In a video released last September, Mr Prigozhin hinted at the cemetery’s existence as he was recruiting inmates from Russia’s penitentiary system, promising to take care of their remains if they died in combat.
“For those who do not know where they would like to be buried, we bury them near PMC Wagner’s chapel,” he said.
Ten days after Mr Wotanovsky announced the location of the cemetery, several videos were released by pro-Kremlin media showing Mr Prigozhin laying flowers at a grave in the cemetery. Also visible are rows of freshly dug graves, each adorned with wreaths in the shape and color of Wagner’s logo.
“He works a lot to heroize — it’s kind of a Russian policy now: Why hold on to this life when you can die heroically like that,” said Olga Romanova, the founder of Russia Behind Bars, a charity helping convicts and their families helps . “Death is not terrible. The terrible thing is the opposite: not dying for the fatherland.”

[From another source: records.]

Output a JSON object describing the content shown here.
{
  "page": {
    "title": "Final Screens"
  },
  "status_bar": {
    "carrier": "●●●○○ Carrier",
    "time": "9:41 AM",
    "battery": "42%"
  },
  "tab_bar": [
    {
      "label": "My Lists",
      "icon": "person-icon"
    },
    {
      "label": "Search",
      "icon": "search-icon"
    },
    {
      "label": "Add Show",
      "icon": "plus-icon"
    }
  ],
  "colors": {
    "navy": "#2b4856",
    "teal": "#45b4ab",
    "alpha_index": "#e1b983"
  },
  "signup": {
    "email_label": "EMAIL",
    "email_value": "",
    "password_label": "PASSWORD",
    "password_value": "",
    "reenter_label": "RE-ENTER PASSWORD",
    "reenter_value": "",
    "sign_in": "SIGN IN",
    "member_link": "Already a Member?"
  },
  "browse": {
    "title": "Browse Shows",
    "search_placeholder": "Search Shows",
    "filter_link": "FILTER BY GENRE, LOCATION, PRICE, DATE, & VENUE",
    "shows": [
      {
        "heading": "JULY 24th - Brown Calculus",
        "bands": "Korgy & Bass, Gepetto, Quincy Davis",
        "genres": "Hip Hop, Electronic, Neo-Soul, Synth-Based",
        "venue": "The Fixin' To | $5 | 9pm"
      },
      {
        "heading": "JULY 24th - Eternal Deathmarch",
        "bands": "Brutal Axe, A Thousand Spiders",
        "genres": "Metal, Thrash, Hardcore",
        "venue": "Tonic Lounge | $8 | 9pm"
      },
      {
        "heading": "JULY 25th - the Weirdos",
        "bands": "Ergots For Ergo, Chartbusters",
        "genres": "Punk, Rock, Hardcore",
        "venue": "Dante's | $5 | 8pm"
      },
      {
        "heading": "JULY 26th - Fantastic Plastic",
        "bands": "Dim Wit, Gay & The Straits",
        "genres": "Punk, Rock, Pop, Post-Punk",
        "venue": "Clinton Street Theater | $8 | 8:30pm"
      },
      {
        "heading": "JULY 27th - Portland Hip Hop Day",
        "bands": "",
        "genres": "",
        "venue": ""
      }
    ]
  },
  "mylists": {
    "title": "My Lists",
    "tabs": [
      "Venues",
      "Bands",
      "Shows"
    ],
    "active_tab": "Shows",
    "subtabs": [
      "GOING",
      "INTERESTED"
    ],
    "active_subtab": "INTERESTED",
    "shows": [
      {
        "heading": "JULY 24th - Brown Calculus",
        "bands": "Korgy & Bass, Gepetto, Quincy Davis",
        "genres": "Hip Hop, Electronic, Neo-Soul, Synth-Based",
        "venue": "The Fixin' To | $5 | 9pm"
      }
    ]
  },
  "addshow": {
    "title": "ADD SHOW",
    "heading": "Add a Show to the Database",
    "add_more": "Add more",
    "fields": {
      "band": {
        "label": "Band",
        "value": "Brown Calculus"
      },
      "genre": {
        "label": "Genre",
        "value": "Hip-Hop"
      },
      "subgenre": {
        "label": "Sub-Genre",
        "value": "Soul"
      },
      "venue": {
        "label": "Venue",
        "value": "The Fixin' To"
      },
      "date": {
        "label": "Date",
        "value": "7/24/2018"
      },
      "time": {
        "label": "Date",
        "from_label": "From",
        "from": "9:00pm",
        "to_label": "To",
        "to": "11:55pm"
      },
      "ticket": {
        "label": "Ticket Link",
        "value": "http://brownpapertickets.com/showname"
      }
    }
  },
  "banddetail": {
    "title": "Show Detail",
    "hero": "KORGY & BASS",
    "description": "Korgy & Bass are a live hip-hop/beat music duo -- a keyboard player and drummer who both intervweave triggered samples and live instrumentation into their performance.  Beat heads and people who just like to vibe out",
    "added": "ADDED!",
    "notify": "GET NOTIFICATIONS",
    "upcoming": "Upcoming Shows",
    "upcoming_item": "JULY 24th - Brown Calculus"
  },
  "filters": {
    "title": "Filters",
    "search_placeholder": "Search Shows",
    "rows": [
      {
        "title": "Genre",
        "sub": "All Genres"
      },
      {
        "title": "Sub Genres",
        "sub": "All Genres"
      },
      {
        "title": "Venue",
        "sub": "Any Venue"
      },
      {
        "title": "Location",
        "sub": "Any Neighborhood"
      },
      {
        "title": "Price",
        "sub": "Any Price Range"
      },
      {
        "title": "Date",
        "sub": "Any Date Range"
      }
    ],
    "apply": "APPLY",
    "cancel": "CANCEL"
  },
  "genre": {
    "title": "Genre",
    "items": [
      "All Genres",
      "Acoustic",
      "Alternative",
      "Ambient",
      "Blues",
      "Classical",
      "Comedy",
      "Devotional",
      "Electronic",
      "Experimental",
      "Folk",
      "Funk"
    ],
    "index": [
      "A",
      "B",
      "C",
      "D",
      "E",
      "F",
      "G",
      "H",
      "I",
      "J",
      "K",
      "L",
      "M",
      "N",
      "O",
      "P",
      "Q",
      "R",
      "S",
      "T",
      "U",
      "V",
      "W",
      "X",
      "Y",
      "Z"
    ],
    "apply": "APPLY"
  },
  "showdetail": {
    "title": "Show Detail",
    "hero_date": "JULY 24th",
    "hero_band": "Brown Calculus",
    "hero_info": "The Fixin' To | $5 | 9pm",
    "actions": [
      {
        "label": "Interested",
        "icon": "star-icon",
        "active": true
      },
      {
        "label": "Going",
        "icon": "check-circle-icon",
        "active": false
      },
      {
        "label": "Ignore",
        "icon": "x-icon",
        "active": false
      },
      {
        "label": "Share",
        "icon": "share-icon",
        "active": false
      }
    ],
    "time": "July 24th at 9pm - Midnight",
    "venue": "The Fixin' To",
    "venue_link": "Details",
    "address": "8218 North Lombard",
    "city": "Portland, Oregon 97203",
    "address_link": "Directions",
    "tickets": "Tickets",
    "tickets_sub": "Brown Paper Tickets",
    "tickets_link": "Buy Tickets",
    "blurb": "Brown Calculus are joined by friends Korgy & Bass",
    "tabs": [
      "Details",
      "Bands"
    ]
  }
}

This footage and Mr. Wotanovsky’s photos also offer clues as to who fought and died for Wagner in recent months. At least 16 of the names and dates of birth seen on headstones appeared in online databases of people convicted of crimes in Russia. Many are believed to have died in fighting around the Ukrainian cities of Bakhmut and Soledar, where mercenaries and the Russian military have suffered heavy casualties over the past four months.
In another video, Mr. Prigozhin visited Wagner’s chapel, about eight miles from the cemetery. The footage showed the mercenary company mimicking the way a country’s official military might commemorate its own war dead, with magnificent memorials and murals on well-maintained grounds.
Also present are rows of black walls with fans, typical of the burial of cremated remains. Each compartment has an identification number and a display of the deceased’s combat honors.
The Times identified a total of 21 walls in the chapel, each with 42 compartments, suggesting that hundreds of Wagner fighters who died are either buried or at least commemorated in the chapel. It’s unclear if all of these fighters were killed in Ukraine or elsewhere, but the footage still offers a rare glimpse into the magnitude of Wagner’s losses.